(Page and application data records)
__________________________________________________

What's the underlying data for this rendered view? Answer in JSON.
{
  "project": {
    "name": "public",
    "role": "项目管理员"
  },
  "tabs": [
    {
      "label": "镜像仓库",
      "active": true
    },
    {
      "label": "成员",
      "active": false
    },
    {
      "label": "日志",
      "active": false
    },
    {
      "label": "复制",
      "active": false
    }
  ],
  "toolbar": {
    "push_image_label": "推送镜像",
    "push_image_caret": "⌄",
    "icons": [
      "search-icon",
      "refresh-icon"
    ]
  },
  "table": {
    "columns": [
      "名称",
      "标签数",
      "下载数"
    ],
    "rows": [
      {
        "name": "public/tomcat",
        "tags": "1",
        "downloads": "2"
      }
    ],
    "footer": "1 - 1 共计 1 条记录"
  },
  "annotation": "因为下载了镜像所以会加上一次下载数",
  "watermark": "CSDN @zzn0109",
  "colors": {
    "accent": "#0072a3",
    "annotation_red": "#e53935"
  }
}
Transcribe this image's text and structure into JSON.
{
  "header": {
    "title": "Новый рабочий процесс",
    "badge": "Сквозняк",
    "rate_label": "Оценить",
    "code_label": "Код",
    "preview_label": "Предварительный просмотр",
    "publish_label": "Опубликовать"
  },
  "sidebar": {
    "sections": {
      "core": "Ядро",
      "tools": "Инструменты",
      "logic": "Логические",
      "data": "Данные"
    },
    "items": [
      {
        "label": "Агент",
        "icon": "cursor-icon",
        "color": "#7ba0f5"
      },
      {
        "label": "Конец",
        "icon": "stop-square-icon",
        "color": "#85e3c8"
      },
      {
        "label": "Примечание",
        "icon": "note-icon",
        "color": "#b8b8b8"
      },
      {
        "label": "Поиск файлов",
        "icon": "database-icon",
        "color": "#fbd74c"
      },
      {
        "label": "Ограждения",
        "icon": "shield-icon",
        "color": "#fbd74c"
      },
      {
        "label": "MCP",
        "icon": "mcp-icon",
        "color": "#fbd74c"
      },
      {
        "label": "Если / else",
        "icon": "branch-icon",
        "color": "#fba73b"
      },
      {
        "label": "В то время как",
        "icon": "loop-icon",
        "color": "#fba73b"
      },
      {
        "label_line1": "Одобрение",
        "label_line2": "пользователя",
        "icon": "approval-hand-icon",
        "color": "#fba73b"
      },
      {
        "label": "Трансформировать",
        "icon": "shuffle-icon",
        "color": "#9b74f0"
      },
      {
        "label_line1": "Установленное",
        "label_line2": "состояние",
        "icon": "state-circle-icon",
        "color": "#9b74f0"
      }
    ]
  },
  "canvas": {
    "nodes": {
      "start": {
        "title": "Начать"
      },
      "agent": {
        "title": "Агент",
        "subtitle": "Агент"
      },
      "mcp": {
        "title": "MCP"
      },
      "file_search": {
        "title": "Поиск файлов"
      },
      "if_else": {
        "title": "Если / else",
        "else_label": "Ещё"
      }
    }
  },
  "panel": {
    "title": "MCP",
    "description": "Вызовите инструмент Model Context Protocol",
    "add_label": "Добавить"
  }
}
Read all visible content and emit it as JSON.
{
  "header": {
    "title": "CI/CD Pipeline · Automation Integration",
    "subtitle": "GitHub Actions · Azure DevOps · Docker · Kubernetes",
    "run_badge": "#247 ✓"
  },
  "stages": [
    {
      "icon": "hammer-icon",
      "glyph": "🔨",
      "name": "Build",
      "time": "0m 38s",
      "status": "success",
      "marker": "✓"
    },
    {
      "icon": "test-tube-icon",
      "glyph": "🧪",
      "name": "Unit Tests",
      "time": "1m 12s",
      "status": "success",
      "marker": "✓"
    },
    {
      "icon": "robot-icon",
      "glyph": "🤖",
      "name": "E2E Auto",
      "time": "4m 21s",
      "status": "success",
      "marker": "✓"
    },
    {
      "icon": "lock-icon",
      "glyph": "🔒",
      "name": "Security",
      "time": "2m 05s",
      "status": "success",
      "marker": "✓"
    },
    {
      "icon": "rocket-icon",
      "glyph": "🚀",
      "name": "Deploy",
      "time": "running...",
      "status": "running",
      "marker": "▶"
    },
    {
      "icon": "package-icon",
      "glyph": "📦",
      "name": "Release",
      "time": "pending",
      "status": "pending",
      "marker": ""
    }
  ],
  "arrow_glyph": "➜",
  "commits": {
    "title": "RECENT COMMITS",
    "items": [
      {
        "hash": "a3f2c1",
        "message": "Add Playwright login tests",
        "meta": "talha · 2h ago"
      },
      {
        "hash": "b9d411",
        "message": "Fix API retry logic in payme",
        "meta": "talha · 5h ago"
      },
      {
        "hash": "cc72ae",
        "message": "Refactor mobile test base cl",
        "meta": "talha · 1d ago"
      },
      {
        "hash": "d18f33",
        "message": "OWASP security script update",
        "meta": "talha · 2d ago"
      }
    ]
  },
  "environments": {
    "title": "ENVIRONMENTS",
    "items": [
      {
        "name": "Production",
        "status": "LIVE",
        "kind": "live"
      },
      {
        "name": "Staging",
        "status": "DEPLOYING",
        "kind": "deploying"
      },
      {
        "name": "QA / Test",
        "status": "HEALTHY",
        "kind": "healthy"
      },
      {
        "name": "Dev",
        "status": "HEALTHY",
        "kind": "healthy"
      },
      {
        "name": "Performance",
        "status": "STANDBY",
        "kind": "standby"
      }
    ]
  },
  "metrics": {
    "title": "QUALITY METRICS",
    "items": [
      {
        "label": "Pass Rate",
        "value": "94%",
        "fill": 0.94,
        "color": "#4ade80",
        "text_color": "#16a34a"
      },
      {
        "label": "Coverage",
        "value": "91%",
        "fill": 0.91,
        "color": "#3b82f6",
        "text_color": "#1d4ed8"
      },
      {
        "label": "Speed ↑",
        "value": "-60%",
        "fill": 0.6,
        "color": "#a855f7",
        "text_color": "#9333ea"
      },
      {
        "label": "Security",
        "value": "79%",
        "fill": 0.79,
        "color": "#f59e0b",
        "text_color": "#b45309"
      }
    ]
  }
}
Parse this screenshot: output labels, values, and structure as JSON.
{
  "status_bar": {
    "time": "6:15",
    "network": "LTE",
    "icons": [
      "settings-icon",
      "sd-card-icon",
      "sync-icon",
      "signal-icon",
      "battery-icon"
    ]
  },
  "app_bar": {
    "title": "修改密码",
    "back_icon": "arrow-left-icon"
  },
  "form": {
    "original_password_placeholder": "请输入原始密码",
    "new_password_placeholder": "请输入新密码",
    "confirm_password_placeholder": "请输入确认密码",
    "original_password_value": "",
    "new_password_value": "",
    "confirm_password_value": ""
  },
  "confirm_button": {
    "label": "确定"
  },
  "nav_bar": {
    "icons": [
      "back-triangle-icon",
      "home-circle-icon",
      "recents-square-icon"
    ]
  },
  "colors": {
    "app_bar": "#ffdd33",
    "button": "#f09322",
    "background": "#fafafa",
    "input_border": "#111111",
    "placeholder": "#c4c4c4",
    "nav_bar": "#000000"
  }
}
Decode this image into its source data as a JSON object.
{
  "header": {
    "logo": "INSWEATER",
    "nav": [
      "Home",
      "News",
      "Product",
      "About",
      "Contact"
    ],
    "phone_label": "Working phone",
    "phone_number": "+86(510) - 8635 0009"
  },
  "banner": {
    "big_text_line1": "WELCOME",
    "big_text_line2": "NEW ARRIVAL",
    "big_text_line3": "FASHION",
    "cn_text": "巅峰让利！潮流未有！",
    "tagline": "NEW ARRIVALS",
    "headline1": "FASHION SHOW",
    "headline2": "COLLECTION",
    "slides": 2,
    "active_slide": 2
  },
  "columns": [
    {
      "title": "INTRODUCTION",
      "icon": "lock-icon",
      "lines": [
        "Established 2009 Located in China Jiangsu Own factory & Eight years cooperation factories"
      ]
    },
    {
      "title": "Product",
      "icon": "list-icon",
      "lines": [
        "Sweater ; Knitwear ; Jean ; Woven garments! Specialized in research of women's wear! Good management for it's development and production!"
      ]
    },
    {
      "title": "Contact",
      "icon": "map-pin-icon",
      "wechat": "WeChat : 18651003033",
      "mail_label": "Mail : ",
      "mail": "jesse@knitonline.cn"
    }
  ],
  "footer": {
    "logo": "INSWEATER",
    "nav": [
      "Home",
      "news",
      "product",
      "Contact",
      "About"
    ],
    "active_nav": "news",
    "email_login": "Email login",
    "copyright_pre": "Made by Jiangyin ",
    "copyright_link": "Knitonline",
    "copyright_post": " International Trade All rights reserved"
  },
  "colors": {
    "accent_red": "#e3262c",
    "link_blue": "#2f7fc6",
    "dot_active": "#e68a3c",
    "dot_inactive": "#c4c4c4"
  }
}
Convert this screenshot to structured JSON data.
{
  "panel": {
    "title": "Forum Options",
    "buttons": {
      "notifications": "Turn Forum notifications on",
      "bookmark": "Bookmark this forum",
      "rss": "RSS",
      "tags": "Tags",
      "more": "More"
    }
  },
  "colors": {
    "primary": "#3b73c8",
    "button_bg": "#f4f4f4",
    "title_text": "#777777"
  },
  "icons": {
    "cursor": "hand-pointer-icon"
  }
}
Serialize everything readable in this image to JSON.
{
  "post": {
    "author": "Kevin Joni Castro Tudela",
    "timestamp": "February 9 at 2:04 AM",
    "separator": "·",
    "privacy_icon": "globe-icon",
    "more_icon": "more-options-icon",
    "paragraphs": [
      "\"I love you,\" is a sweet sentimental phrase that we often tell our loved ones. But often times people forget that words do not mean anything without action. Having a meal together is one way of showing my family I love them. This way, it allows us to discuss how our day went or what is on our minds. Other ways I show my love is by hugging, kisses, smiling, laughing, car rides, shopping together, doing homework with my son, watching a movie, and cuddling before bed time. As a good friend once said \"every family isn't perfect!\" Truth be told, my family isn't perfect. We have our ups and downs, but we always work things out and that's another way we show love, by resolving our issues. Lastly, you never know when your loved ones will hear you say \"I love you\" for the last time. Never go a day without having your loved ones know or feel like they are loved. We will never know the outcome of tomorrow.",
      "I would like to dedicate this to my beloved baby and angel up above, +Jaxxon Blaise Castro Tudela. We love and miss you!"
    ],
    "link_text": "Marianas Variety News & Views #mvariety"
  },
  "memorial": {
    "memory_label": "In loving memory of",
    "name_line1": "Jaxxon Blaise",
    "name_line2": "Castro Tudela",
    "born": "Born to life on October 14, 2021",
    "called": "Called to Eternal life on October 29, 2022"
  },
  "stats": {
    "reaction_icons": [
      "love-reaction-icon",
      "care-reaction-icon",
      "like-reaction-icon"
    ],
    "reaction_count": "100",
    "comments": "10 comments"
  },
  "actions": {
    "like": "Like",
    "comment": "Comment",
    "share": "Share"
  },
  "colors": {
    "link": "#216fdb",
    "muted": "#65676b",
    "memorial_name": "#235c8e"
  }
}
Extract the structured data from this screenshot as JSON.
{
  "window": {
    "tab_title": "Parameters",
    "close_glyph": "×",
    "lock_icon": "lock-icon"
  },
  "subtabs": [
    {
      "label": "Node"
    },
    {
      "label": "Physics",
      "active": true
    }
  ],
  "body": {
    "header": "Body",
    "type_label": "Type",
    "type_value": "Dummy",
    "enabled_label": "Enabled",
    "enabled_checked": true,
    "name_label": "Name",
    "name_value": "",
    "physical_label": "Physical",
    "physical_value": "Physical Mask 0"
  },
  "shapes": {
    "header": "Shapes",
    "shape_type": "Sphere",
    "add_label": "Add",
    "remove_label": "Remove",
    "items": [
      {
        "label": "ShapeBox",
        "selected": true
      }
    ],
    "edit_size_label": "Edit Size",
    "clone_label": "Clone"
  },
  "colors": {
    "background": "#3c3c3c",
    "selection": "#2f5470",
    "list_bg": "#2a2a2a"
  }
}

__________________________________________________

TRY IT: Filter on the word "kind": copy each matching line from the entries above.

EXERCISE SOLUTION:
        "kind": "live"
        "kind": "deploying"
        "kind": "healthy"
        "kind": "healthy"
        "kind": "standby"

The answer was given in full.